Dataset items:
•••••

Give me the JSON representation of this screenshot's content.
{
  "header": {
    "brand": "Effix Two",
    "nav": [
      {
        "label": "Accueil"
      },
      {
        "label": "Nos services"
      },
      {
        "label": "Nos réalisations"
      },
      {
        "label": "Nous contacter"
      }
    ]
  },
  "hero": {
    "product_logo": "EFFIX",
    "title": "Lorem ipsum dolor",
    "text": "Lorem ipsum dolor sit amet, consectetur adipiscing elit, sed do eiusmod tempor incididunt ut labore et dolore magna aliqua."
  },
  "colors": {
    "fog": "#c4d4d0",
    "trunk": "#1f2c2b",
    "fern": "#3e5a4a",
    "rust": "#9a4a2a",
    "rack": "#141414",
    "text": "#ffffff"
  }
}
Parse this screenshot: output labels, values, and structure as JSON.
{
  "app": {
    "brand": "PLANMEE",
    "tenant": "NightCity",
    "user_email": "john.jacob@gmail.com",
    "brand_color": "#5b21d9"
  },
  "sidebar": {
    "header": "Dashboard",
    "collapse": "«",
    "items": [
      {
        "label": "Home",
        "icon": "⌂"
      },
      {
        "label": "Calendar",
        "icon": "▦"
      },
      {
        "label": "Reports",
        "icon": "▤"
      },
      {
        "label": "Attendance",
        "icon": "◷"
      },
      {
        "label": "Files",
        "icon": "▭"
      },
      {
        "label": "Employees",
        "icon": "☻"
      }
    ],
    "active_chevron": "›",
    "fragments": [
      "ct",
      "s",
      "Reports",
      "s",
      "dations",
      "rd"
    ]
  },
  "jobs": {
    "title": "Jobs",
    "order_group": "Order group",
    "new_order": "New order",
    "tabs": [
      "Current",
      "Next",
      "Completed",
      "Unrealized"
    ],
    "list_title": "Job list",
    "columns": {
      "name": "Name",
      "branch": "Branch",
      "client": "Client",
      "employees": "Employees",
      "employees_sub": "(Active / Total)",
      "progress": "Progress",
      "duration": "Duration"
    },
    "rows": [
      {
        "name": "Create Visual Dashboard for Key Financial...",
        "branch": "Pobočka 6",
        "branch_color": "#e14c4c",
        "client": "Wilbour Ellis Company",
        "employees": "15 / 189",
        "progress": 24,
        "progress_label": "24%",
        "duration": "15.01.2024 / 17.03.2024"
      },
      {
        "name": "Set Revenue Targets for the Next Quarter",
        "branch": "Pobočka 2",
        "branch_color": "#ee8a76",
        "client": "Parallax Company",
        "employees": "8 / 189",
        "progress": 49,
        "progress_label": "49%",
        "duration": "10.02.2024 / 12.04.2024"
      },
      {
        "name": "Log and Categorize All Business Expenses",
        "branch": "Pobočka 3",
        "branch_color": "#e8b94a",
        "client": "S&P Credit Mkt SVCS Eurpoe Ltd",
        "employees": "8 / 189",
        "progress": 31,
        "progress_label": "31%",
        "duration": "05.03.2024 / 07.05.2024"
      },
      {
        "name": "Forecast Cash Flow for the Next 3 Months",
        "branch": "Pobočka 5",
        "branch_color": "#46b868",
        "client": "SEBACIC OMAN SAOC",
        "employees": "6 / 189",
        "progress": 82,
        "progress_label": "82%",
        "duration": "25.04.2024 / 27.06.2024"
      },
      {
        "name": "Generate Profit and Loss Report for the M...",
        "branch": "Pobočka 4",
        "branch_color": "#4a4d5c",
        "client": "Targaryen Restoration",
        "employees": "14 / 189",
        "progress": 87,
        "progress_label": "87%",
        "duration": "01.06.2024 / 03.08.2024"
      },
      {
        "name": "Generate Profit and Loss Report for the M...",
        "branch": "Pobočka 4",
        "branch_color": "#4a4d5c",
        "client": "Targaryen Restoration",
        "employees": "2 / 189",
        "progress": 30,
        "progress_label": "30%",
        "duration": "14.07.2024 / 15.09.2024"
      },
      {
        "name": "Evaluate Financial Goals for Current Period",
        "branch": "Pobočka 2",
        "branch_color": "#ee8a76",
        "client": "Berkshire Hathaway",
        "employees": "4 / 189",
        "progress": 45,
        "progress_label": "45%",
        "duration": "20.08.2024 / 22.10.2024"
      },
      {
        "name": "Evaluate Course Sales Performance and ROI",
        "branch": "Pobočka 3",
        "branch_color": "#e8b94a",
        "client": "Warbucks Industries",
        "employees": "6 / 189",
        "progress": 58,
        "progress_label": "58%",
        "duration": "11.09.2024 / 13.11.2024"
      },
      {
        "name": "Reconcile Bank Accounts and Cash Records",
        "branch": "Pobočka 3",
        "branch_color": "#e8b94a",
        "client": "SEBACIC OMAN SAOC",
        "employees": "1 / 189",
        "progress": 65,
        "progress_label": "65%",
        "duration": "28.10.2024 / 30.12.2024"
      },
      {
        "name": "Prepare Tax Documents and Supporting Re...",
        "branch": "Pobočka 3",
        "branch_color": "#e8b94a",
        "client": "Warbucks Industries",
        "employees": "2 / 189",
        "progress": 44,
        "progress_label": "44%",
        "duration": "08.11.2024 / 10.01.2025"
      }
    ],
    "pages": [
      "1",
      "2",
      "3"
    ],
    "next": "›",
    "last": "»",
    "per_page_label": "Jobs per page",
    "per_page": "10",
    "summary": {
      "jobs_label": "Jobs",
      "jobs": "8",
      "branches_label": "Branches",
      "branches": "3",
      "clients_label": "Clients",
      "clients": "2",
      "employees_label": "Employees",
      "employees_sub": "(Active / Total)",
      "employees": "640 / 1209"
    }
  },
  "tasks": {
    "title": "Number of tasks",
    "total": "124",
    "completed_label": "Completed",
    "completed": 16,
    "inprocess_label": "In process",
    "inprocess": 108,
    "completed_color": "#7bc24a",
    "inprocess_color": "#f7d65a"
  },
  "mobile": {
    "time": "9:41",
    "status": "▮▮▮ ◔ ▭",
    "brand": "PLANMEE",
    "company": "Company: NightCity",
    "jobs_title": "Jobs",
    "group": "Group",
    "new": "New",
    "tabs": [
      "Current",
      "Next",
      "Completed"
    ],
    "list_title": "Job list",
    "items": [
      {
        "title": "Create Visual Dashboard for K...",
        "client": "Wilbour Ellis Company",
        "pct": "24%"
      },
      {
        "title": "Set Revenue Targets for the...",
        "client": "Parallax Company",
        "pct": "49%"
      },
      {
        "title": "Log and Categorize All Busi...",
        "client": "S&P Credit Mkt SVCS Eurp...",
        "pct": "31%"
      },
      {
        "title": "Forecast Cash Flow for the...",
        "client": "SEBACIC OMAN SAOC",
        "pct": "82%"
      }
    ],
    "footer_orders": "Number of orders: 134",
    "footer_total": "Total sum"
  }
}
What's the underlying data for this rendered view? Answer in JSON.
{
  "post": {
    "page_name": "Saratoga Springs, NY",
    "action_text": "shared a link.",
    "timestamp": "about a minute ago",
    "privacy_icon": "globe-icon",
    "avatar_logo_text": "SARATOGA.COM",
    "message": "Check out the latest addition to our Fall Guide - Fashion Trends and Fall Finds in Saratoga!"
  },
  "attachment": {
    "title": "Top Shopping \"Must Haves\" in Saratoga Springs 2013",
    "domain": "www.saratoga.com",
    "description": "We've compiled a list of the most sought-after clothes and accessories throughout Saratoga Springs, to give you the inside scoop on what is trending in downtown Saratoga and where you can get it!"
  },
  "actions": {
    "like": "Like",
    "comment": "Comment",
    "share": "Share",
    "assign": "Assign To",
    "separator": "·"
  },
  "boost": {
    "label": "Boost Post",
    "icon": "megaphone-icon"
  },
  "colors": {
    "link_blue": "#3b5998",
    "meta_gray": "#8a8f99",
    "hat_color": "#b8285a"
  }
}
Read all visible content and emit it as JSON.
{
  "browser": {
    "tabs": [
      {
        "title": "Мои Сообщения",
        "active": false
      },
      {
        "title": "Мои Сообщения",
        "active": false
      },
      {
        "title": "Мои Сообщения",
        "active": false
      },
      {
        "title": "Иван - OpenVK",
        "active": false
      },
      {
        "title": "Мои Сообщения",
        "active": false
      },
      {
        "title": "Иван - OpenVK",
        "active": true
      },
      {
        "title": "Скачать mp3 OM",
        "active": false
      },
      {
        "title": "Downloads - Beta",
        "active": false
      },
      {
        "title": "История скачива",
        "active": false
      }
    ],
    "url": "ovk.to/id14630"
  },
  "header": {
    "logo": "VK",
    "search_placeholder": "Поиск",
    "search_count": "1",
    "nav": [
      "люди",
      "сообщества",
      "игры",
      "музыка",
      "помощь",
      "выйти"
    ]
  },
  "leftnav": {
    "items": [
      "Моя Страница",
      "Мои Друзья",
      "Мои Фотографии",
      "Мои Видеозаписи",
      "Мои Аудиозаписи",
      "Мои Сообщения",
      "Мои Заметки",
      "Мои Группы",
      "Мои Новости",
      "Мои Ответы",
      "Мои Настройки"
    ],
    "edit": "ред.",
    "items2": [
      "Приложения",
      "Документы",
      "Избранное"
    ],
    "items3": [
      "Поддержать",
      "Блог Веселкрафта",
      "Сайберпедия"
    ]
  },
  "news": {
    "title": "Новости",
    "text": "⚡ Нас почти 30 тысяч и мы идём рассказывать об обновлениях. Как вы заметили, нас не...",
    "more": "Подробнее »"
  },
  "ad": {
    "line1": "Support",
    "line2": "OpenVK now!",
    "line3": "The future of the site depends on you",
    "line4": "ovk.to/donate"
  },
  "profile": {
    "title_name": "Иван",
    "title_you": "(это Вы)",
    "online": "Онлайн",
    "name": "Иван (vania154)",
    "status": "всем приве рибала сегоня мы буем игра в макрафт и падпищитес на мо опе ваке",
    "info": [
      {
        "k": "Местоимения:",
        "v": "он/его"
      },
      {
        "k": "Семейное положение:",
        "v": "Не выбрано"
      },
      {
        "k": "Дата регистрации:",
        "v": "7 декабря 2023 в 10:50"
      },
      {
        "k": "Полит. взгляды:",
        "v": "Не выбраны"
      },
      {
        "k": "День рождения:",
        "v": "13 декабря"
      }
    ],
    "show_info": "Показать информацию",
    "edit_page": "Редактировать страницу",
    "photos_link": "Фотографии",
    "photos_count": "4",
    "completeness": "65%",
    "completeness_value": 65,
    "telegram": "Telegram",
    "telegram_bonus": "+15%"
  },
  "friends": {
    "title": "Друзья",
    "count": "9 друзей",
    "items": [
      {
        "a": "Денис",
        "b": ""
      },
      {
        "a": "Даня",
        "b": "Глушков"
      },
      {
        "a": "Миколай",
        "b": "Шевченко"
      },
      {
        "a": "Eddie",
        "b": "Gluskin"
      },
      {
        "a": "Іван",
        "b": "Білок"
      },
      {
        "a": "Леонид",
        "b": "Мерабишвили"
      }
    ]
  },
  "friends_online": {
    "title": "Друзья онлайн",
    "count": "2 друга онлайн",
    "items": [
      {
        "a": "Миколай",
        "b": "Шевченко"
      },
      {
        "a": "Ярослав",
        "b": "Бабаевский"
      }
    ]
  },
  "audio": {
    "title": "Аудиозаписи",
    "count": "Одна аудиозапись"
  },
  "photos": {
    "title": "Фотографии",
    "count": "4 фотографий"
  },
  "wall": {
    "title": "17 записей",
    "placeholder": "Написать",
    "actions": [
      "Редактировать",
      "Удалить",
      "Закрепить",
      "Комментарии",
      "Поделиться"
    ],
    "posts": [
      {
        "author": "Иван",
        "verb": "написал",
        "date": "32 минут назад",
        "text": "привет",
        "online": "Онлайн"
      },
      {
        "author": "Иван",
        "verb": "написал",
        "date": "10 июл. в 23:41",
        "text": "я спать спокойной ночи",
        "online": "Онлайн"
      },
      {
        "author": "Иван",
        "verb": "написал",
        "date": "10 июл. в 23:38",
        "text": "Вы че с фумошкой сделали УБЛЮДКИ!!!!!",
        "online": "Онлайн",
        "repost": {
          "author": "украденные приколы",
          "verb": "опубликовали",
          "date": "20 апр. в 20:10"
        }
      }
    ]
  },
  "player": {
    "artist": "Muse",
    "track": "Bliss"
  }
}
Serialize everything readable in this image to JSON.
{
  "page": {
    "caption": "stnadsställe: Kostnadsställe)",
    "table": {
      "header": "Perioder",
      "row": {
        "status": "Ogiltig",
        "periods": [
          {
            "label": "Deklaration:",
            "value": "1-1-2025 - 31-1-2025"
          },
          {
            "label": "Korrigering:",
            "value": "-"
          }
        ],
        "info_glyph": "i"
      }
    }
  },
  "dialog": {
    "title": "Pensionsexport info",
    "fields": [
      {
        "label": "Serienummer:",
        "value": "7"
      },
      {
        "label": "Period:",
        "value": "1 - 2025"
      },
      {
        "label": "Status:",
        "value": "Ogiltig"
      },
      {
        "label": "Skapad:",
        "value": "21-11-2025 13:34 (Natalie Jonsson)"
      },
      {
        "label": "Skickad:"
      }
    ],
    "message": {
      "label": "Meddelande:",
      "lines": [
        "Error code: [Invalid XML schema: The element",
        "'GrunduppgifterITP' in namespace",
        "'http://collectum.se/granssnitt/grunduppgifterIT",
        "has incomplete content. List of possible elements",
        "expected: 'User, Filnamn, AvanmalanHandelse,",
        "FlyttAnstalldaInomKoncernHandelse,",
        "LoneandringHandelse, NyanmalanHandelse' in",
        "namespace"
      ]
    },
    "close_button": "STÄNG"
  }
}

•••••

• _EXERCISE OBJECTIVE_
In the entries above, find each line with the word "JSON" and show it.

• _ANSWER BELOW_
Give me the JSON representation of this screenshot's content.
Parse this screenshot: output labels, values, and structure as JSON.
What's the underlying data for this rendered view? Answer in JSON.
Read all visible content and emit it as JSON.
Serialize everything readable in this image to JSON.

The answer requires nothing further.